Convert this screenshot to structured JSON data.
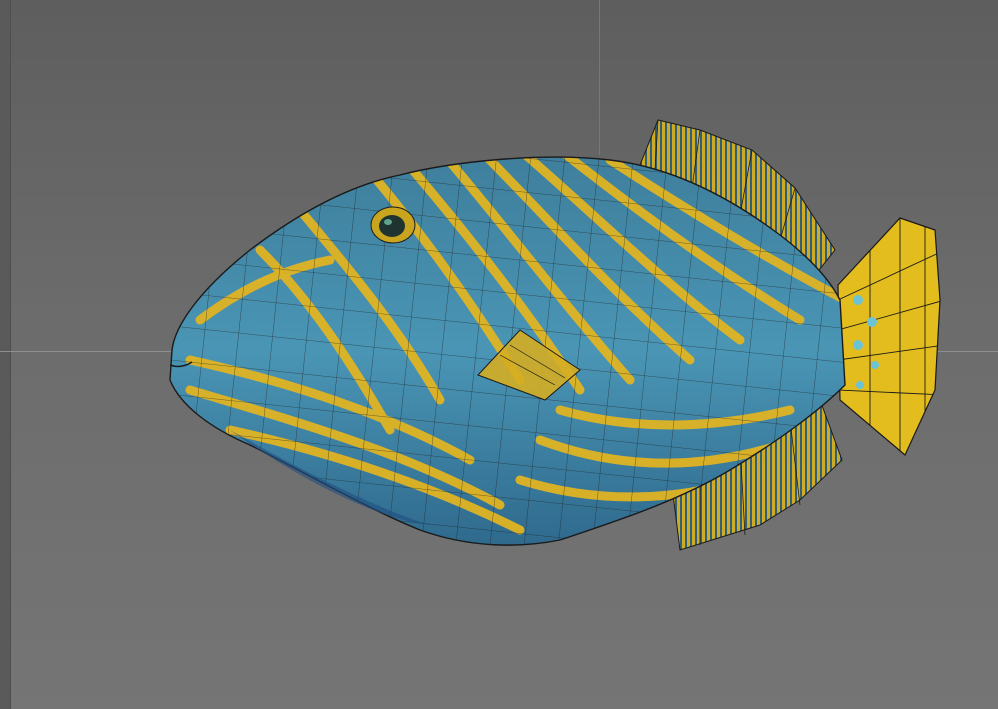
{
  "viewport": {
    "background": "#6b6b6b",
    "axis_y_color": "#1fb51f",
    "axis_x_color": "#8e8e8e"
  },
  "model": {
    "subject": "triggerfish",
    "display_mode": "textured-with-wireframe",
    "colors": {
      "body_blue": "#3f87a8",
      "stripe_yellow": "#e0b422",
      "fin_yellow": "#e8c21a",
      "wire": "#1c1c1c"
    }
  }
}
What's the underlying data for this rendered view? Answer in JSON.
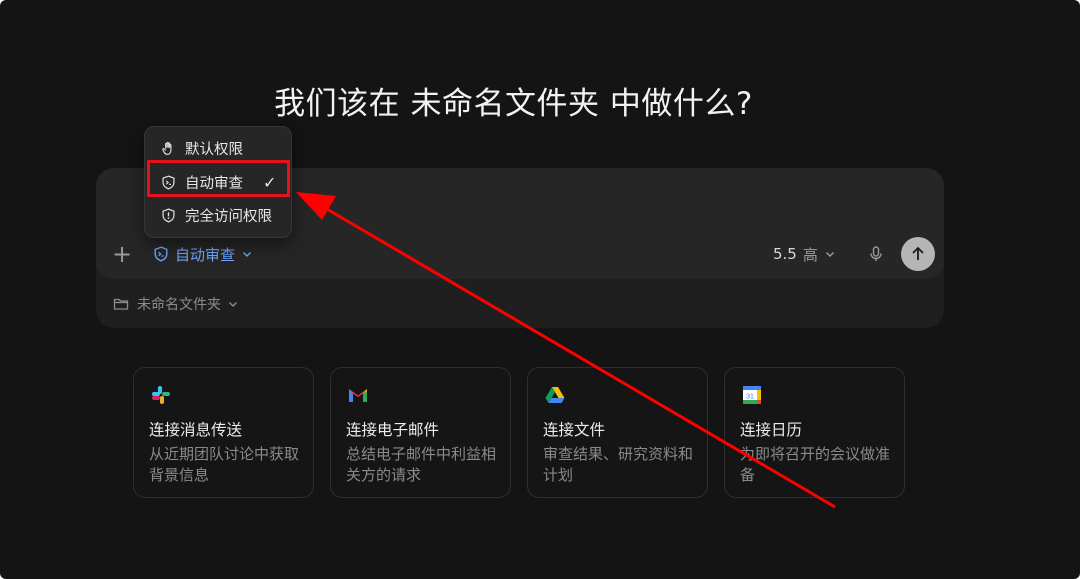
{
  "heading": "我们该在 未命名文件夹 中做什么?",
  "composer": {
    "permission_label": "自动审查",
    "model_version": "5.5",
    "model_effort": "高",
    "folder_label": "未命名文件夹"
  },
  "permission_menu": {
    "items": [
      {
        "label": "默认权限",
        "icon": "hand-icon"
      },
      {
        "label": "自动审查",
        "icon": "terminal-shield-icon",
        "selected": true
      },
      {
        "label": "完全访问权限",
        "icon": "alert-shield-icon"
      }
    ]
  },
  "cards": [
    {
      "title": "连接消息传送",
      "description": "从近期团队讨论中获取背景信息",
      "icon": "slack-icon"
    },
    {
      "title": "连接电子邮件",
      "description": "总结电子邮件中利益相关方的请求",
      "icon": "gmail-icon"
    },
    {
      "title": "连接文件",
      "description": "审查结果、研究资料和计划",
      "icon": "drive-icon"
    },
    {
      "title": "连接日历",
      "description": "为即将召开的会议做准备",
      "icon": "calendar-icon",
      "calendar_day": "31"
    }
  ],
  "colors": {
    "background": "#141414",
    "accent": "#6ea8fe",
    "highlight_box": "#e8101a",
    "annotation_arrow": "#ff0000"
  }
}
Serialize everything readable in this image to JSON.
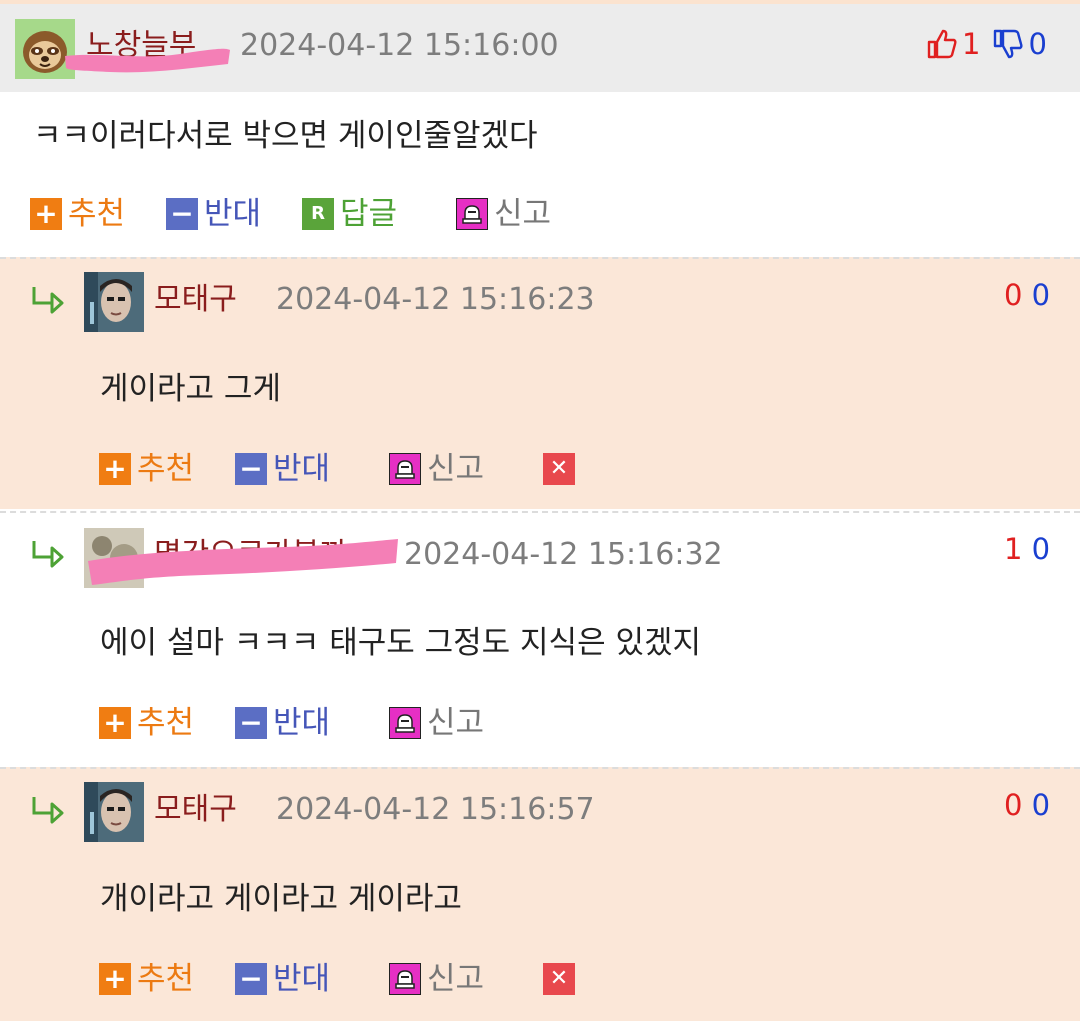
{
  "main_comment": {
    "author": "노창늘부",
    "date": "2024-04-12 15:16:00",
    "up_count": "1",
    "down_count": "0",
    "text": "ㅋㅋ이러다서로 박으면 게이인줄알겠다"
  },
  "actions": {
    "recommend": "추천",
    "oppose": "반대",
    "reply": "답글",
    "report": "신고",
    "reply_box": "R"
  },
  "replies": [
    {
      "author": "모태구",
      "date": "2024-04-12 15:16:23",
      "up": "0",
      "down": "0",
      "text": "게이라고 그게"
    },
    {
      "author": "명간으로가볼까",
      "date": "2024-04-12 15:16:32",
      "up": "1",
      "down": "0",
      "text": "에이 설마 ㅋㅋㅋ 태구도 그정도 지식은 있겠지"
    },
    {
      "author": "모태구",
      "date": "2024-04-12 15:16:57",
      "up": "0",
      "down": "0",
      "text": "개이라고 게이라고 게이라고"
    }
  ],
  "colors": {
    "author": "#8a1d1d",
    "up": "#e02020",
    "down": "#1a3fd0",
    "peach_bg": "#fbe7d8",
    "header_bg": "#ececec",
    "censor_scribble": "#f47fb6"
  },
  "icons": [
    "sloth-avatar",
    "thumbs-up-icon",
    "thumbs-down-icon",
    "plus-icon",
    "minus-icon",
    "reply-r-icon",
    "siren-icon",
    "delete-x-icon",
    "reply-arrow-icon"
  ]
}
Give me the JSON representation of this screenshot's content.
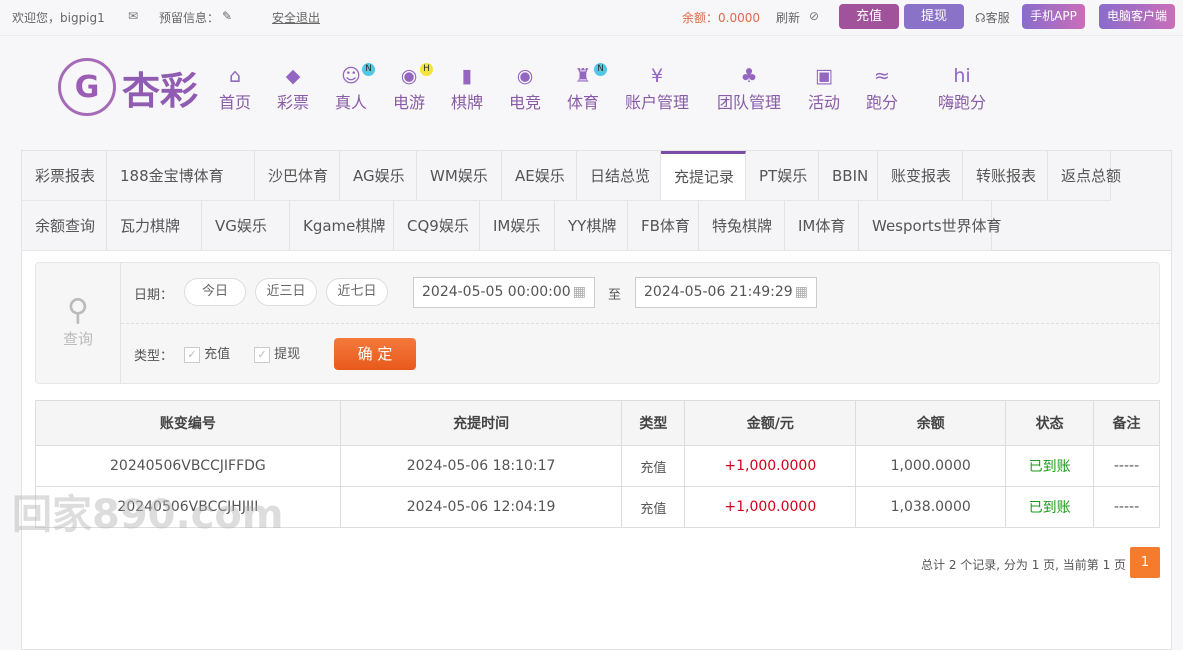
{
  "topbar": {
    "welcome": "欢迎您，bigpig1",
    "reserve_label": "预留信息：",
    "logout": "安全退出",
    "balance": "余额：0.0000",
    "refresh": "刷新",
    "deposit": "充值",
    "withdraw": "提现",
    "support": "客服",
    "mobile_app": "手机APP",
    "pc_client": "电脑客户端"
  },
  "logo": {
    "text": "杏彩"
  },
  "nav": [
    {
      "label": "首页",
      "icon": "home-icon"
    },
    {
      "label": "彩票",
      "icon": "ticket-icon"
    },
    {
      "label": "真人",
      "icon": "lady-icon",
      "badge": "N"
    },
    {
      "label": "电游",
      "icon": "gamepad-icon",
      "badge": "H"
    },
    {
      "label": "棋牌",
      "icon": "cards-icon"
    },
    {
      "label": "电竞",
      "icon": "gamepad-icon"
    },
    {
      "label": "体育",
      "icon": "trophy-icon",
      "badge": "N"
    },
    {
      "label": "账户管理",
      "icon": "yen-icon"
    },
    {
      "label": "团队管理",
      "icon": "team-icon"
    },
    {
      "label": "活动",
      "icon": "gift-icon"
    },
    {
      "label": "跑分",
      "icon": "rhino-icon"
    },
    {
      "label": "嗨跑分",
      "icon": "hi-icon"
    }
  ],
  "tabs_row1": [
    "彩票报表",
    "188金宝博体育",
    "沙巴体育",
    "AG娱乐",
    "WM娱乐",
    "AE娱乐",
    "日结总览",
    "充提记录",
    "PT娱乐",
    "BBIN",
    "账变报表",
    "转账报表",
    "返点总额"
  ],
  "tabs_row2": [
    "余额查询",
    "瓦力棋牌",
    "VG娱乐",
    "Kgame棋牌",
    "CQ9娱乐",
    "IM娱乐",
    "YY棋牌",
    "FB体育",
    "特兔棋牌",
    "IM体育",
    "Wesports世界体育"
  ],
  "active_tab": "充提记录",
  "filter": {
    "query": "查询",
    "date_label": "日期：",
    "today": "今日",
    "three_days": "近三日",
    "seven_days": "近七日",
    "start": "2024-05-05 00:00:00",
    "to": "至",
    "end": "2024-05-06 21:49:29",
    "type_label": "类型：",
    "deposit": "充值",
    "withdraw": "提现",
    "confirm": "确 定"
  },
  "table": {
    "headers": [
      "账变编号",
      "充提时间",
      "类型",
      "金额/元",
      "余额",
      "状态",
      "备注"
    ],
    "rows": [
      [
        "20240506VBCCJIFFDG",
        "2024-05-06 18:10:17",
        "充值",
        "+1,000.0000",
        "1,000.0000",
        "已到账",
        "-----"
      ],
      [
        "20240506VBCCJHJIII",
        "2024-05-06 12:04:19",
        "充值",
        "+1,000.0000",
        "1,038.0000",
        "已到账",
        "-----"
      ]
    ]
  },
  "pagination": {
    "summary": "总计 2 个记录, 分为 1 页, 当前第 1 页",
    "page": "1"
  },
  "watermark": "回家890.com"
}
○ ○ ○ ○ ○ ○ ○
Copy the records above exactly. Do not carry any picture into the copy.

Problem solution
Convert this screenshot to structured JSON data.
{
  "viewport": {
    "background": "#6b6b6b",
    "axis_y_color": "#1fb51f",
    "axis_x_color": "#8e8e8e"
  },
  "model": {
    "subject": "triggerfish",
    "display_mode": "textured-with-wireframe",
    "colors": {
      "body_blue": "#3f87a8",
      "stripe_yellow": "#e0b422",
      "fin_yellow": "#e8c21a",
      "wire": "#1c1c1c"
    }
  }
}
What's the underlying data for this rendered view? Answer in JSON.
{
  "heading": "我们该在 未命名文件夹 中做什么?",
  "composer": {
    "permission_label": "自动审查",
    "model_version": "5.5",
    "model_effort": "高",
    "folder_label": "未命名文件夹"
  },
  "permission_menu": {
    "items": [
      {
        "label": "默认权限",
        "icon": "hand-icon"
      },
      {
        "label": "自动审查",
        "icon": "terminal-shield-icon",
        "selected": true
      },
      {
        "label": "完全访问权限",
        "icon": "alert-shield-icon"
      }
    ]
  },
  "cards": [
    {
      "title": "连接消息传送",
      "description": "从近期团队讨论中获取背景信息",
      "icon": "slack-icon"
    },
    {
      "title": "连接电子邮件",
      "description": "总结电子邮件中利益相关方的请求",
      "icon": "gmail-icon"
    },
    {
      "title": "连接文件",
      "description": "审查结果、研究资料和计划",
      "icon": "drive-icon"
    },
    {
      "title": "连接日历",
      "description": "为即将召开的会议做准备",
      "icon": "calendar-icon",
      "calendar_day": "31"
    }
  ],
  "colors": {
    "background": "#141414",
    "accent": "#6ea8fe",
    "highlight_box": "#e8101a",
    "annotation_arrow": "#ff0000"
  }
}
Serialize everything readable in this image to JSON.
{
  "main_comment": {
    "author": "노창늘부",
    "date": "2024-04-12 15:16:00",
    "up_count": "1",
    "down_count": "0",
    "text": "ㅋㅋ이러다서로 박으면 게이인줄알겠다"
  },
  "actions": {
    "recommend": "추천",
    "oppose": "반대",
    "reply": "답글",
    "report": "신고",
    "reply_box": "R"
  },
  "replies": [
    {
      "author": "모태구",
      "date": "2024-04-12 15:16:23",
      "up": "0",
      "down": "0",
      "text": "게이라고 그게"
    },
    {
      "author": "명간으로가볼까",
      "date": "2024-04-12 15:16:32",
      "up": "1",
      "down": "0",
      "text": "에이 설마 ㅋㅋㅋ 태구도 그정도 지식은 있겠지"
    },
    {
      "author": "모태구",
      "date": "2024-04-12 15:16:57",
      "up": "0",
      "down": "0",
      "text": "개이라고 게이라고 게이라고"
    }
  ],
  "colors": {
    "author": "#8a1d1d",
    "up": "#e02020",
    "down": "#1a3fd0",
    "peach_bg": "#fbe7d8",
    "header_bg": "#ececec",
    "censor_scribble": "#f47fb6"
  },
  "icons": [
    "sloth-avatar",
    "thumbs-up-icon",
    "thumbs-down-icon",
    "plus-icon",
    "minus-icon",
    "reply-r-icon",
    "siren-icon",
    "delete-x-icon",
    "reply-arrow-icon"
  ]
}
Give me the JSON representation of this screenshot's content.
{
  "topbar": {
    "welcome": "欢迎您，bigpig1",
    "reserve_label": "预留信息：",
    "logout": "安全退出",
    "balance": "余额：0.0000",
    "refresh": "刷新",
    "deposit": "充值",
    "withdraw": "提现",
    "support": "客服",
    "mobile_app": "手机APP",
    "pc_client": "电脑客户端"
  },
  "logo": {
    "text": "杏彩"
  },
  "nav": [
    {
      "label": "首页",
      "icon": "home-icon"
    },
    {
      "label": "彩票",
      "icon": "ticket-icon"
    },
    {
      "label": "真人",
      "icon": "lady-icon",
      "badge": "N"
    },
    {
      "label": "电游",
      "icon": "gamepad-icon",
      "badge": "H"
    },
    {
      "label": "棋牌",
      "icon": "cards-icon"
    },
    {
      "label": "电竞",
      "icon": "gamepad-icon"
    },
    {
      "label": "体育",
      "icon": "trophy-icon",
      "badge": "N"
    },
    {
      "label": "账户管理",
      "icon": "yen-icon"
    },
    {
      "label": "团队管理",
      "icon": "team-icon"
    },
    {
      "label": "活动",
      "icon": "gift-icon"
    },
    {
      "label": "跑分",
      "icon": "rhino-icon"
    },
    {
      "label": "嗨跑分",
      "icon": "hi-icon"
    }
  ],
  "tabs_row1": [
    "彩票报表",
    "188金宝博体育",
    "沙巴体育",
    "AG娱乐",
    "WM娱乐",
    "AE娱乐",
    "日结总览",
    "充提记录",
    "PT娱乐",
    "BBIN",
    "账变报表",
    "转账报表",
    "返点总额"
  ],
  "tabs_row2": [
    "余额查询",
    "瓦力棋牌",
    "VG娱乐",
    "Kgame棋牌",
    "CQ9娱乐",
    "IM娱乐",
    "YY棋牌",
    "FB体育",
    "特兔棋牌",
    "IM体育",
    "Wesports世界体育"
  ],
  "active_tab": "充提记录",
  "filter": {
    "query": "查询",
    "date_label": "日期：",
    "today": "今日",
    "three_days": "近三日",
    "seven_days": "近七日",
    "start": "2024-05-05 00:00:00",
    "to": "至",
    "end": "2024-05-06 21:49:29",
    "type_label": "类型：",
    "deposit": "充值",
    "withdraw": "提现",
    "confirm": "确 定"
  },
  "table": {
    "headers": [
      "账变编号",
      "充提时间",
      "类型",
      "金额/元",
      "余额",
      "状态",
      "备注"
    ],
    "rows": [
      [
        "20240506VBCCJIFFDG",
        "2024-05-06 18:10:17",
        "充值",
        "+1,000.0000",
        "1,000.0000",
        "已到账",
        "-----"
      ],
      [
        "20240506VBCCJHJIII",
        "2024-05-06 12:04:19",
        "充值",
        "+1,000.0000",
        "1,038.0000",
        "已到账",
        "-----"
      ]
    ]
  },
  "pagination": {
    "summary": "总计 2 个记录, 分为 1 页, 当前第 1 页",
    "page": "1"
  },
  "watermark": "回家890.com"
}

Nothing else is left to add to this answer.